• **ACTION ITEM**: From the data that follows, copy every line holding the string "Arbeitsschutz".

• **RECORD SET**:
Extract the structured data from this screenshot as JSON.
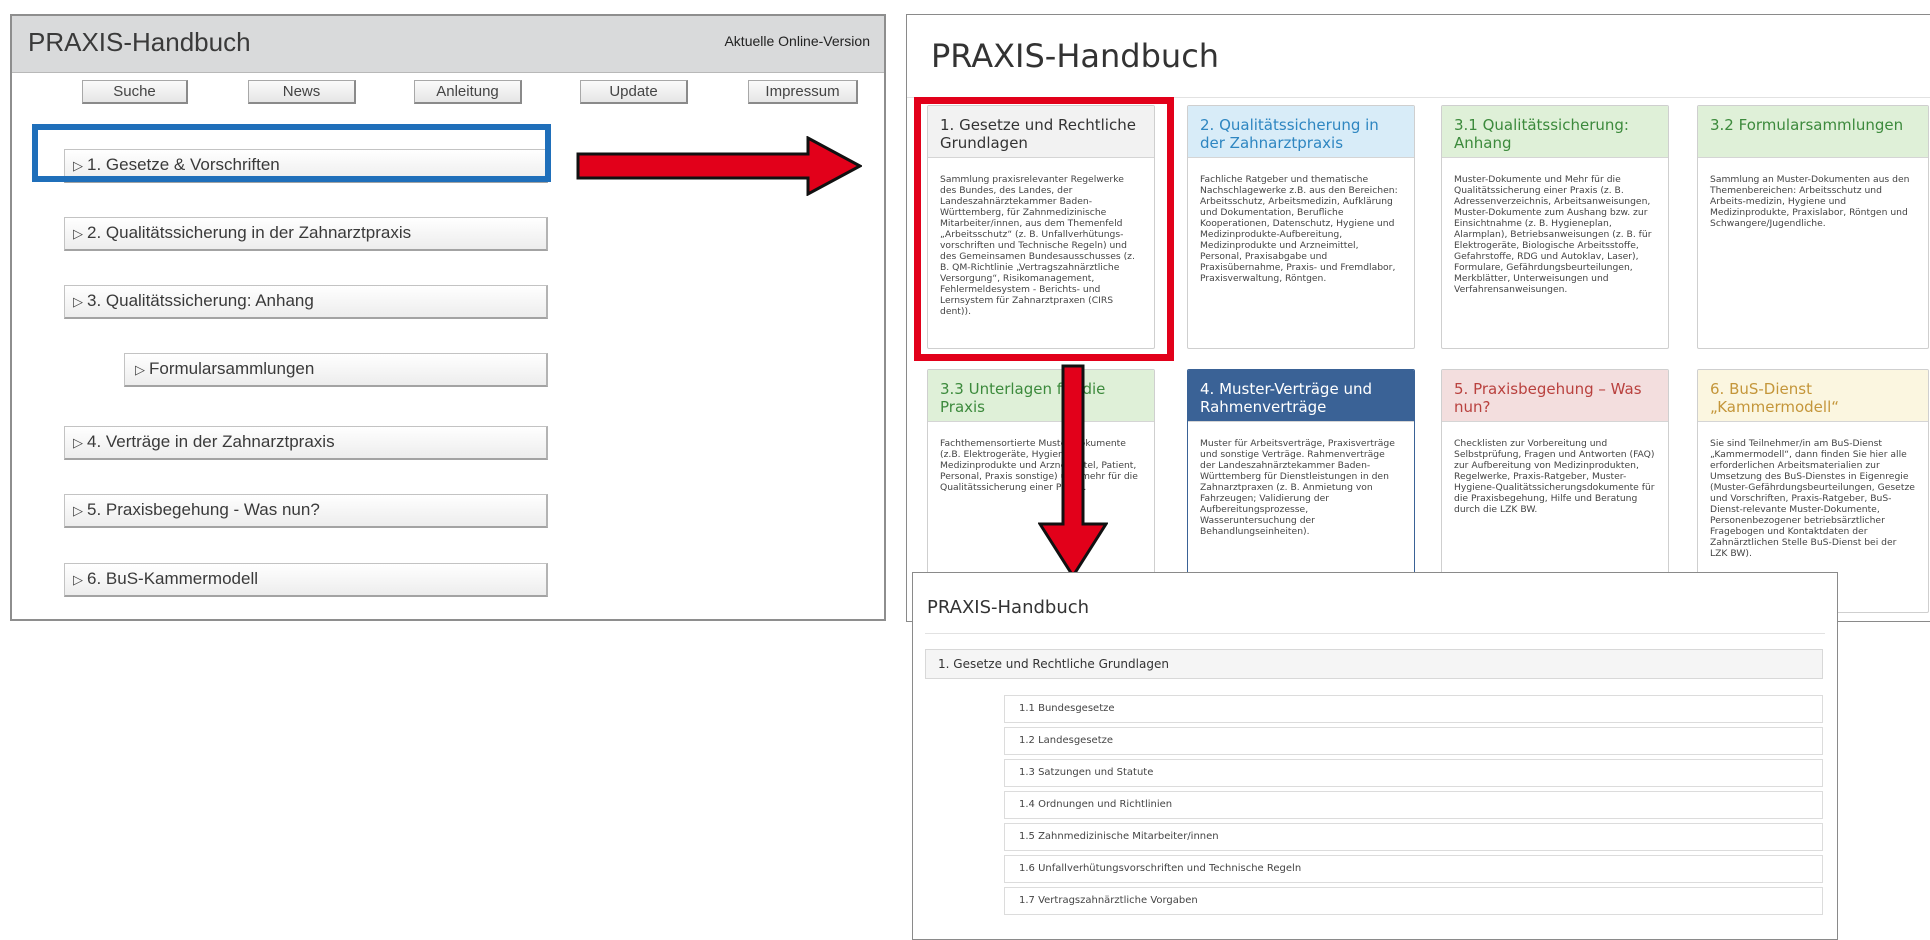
{
  "old_version": {
    "title": "PRAXIS-Handbuch",
    "online_version_link": "Aktuelle Online-Version",
    "buttons": [
      "Suche",
      "News",
      "Anleitung",
      "Update",
      "Impressum"
    ],
    "items": [
      {
        "marker": "▷",
        "label": "1. Gesetze & Vorschriften"
      },
      {
        "marker": "▷",
        "label": "2. Qualitätssicherung in der Zahnarztpraxis"
      },
      {
        "marker": "▷",
        "label": "3. Qualitätssicherung: Anhang"
      },
      {
        "marker": "▷",
        "label": "Formularsammlungen"
      },
      {
        "marker": "▷",
        "label": "4. Verträge in der Zahnarztpraxis"
      },
      {
        "marker": "▷",
        "label": "5. Praxisbegehung - Was nun?"
      },
      {
        "marker": "▷",
        "label": "6. BuS-Kammermodell"
      }
    ],
    "highlight_color": "#1f6fba"
  },
  "new_version": {
    "title": "PRAXIS-Handbuch",
    "highlight_color": "#e2001a",
    "cards": [
      {
        "title": "1. Gesetze und Rechtliche Grundlagen",
        "color": "#f2f2f2",
        "text": "Sammlung praxisrelevanter Regelwerke des Bundes, des Landes, der Landeszahnärztekammer Baden-Württemberg, für Zahnmedizinische Mitarbeiter/innen, aus dem Themenfeld „Arbeitsschutz“ (z. B. Unfallverhütungs-vorschriften und Technische Regeln) und des Gemeinsamen Bundesausschusses (z. B. QM-Richtlinie „Vertragszahnärztliche Versorgung“, Risikomanagement, Fehlermeldesystem - Berichts- und Lernsystem für Zahnarztpraxen (CIRS dent))."
      },
      {
        "title": "2. Qualitätssicherung in der Zahnarztpraxis",
        "color": "#d8ecf8",
        "text": "Fachliche Ratgeber und thematische Nachschlagewerke z.B. aus den Bereichen: Arbeitsschutz, Arbeitsmedizin, Aufklärung und Dokumentation, Berufliche Kooperationen, Datenschutz, Hygiene und Medizinprodukte-Aufbereitung, Medizinprodukte und Arzneimittel, Personal, Praxisabgabe und Praxisübernahme, Praxis- und Fremdlabor, Praxisverwaltung, Röntgen."
      },
      {
        "title": "3.1 Qualitätssicherung: Anhang",
        "color": "#dff0d8",
        "text": "Muster-Dokumente und Mehr für die Qualitätssicherung einer Praxis (z. B. Adressenverzeichnis, Arbeitsanweisungen, Muster-Dokumente zum Aushang bzw. zur Einsichtnahme (z. B. Hygieneplan, Alarmplan), Betriebsanweisungen (z. B. für Elektrogeräte, Biologische Arbeitsstoffe, Gefahrstoffe, RDG und Autoklav, Laser), Formulare, Gefährdungsbeurteilungen, Merkblätter, Unterweisungen und Verfahrensanweisungen."
      },
      {
        "title": "3.2 Formularsammlungen",
        "color": "#dff0d8",
        "text": "Sammlung an Muster-Dokumenten aus den Themenbereichen: Arbeitsschutz und Arbeits-medizin, Hygiene und Medizinprodukte, Praxislabor, Röntgen und Schwangere/Jugendliche."
      },
      {
        "title": "3.3 Unterlagen für die Praxis",
        "color": "#dff0d8",
        "text": "Fachthemensortierte Muster-Dokumente (z.B. Elektrogeräte, Hygiene, Medizinprodukte und Arzneimittel, Patient, Personal, Praxis sonstige) und mehr für die Qualitätssicherung einer Praxis."
      },
      {
        "title": "4. Muster-Verträge und Rahmenverträge",
        "color": "#3a6296",
        "text": "Muster für Arbeitsverträge, Praxisverträge und sonstige Verträge. Rahmenverträge der Landeszahnärztekammer Baden-Württemberg für Dienstleistungen in den Zahnarztpraxen (z. B. Anmietung von Fahrzeugen; Validierung der Aufbereitungsprozesse, Wasseruntersuchung der Behandlungseinheiten)."
      },
      {
        "title": "5. Praxisbegehung – Was nun?",
        "color": "#f3dede",
        "text": "Checklisten zur Vorbereitung und Selbstprüfung, Fragen und Antworten (FAQ) zur Aufbereitung von Medizinprodukten, Regelwerke, Praxis-Ratgeber, Muster-Hygiene-Qualitätssicherungsdokumente für die Praxisbegehung, Hilfe und Beratung durch die LZK BW."
      },
      {
        "title": "6. BuS-Dienst „Kammermodell“",
        "color": "#fbf6e0",
        "text": "Sie sind Teilnehmer/in am BuS-Dienst „Kammermodell“, dann finden Sie hier alle erforderlichen Arbeitsmaterialien zur Umsetzung des BuS-Dienstes in Eigenregie (Muster-Gefährdungsbeurteilungen, Gesetze und Vorschriften, Praxis-Ratgeber, BuS-Dienst-relevante Muster-Dokumente, Personenbezogener betriebsärztlicher Fragebogen und Kontaktdaten der Zahnärztlichen Stelle BuS-Dienst bei der LZK BW)."
      }
    ]
  },
  "detail_view": {
    "title": "PRAXIS-Handbuch",
    "section": "1. Gesetze und Rechtliche Grundlagen",
    "items": [
      "1.1 Bundesgesetze",
      "1.2 Landesgesetze",
      "1.3 Satzungen und Statute",
      "1.4 Ordnungen und Richtlinien",
      "1.5 Zahnmedizinische Mitarbeiter/innen",
      "1.6 Unfallverhütungsvorschriften und Technische Regeln",
      "1.7 Vertragszahnärztliche Vorgaben"
    ]
  },
  "arrow_color": "#e2001a"
}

• **YOUR SOLUTION**:
        "text": "Sammlung praxisrelevanter Regelwerke des Bundes, des Landes, der Landeszahnärztekammer Baden-Württemberg, für Zahnmedizinische Mitarbeiter/innen, aus dem Themenfeld „Arbeitsschutz“ (z. B. Unfallverhütungs-vorschriften und Technische Regeln) und des Gemeinsamen Bundesausschusses (z. B. QM-Richtlinie „Vertragszahnärztliche Versorgung“, Risikomanagement, Fehlermeldesystem - Berichts- und Lernsystem für Zahnarztpraxen (CIRS dent))."
        "text": "Fachliche Ratgeber und thematische Nachschlagewerke z.B. aus den Bereichen: Arbeitsschutz, Arbeitsmedizin, Aufklärung und Dokumentation, Berufliche Kooperationen, Datenschutz, Hygiene und Medizinprodukte-Aufbereitung, Medizinprodukte und Arzneimittel, Personal, Praxisabgabe und Praxisübernahme, Praxis- und Fremdlabor, Praxisverwaltung, Röntgen."
        "text": "Sammlung an Muster-Dokumenten aus den Themenbereichen: Arbeitsschutz und Arbeits-medizin, Hygiene und Medizinprodukte, Praxislabor, Röntgen und Schwangere/Jugendliche."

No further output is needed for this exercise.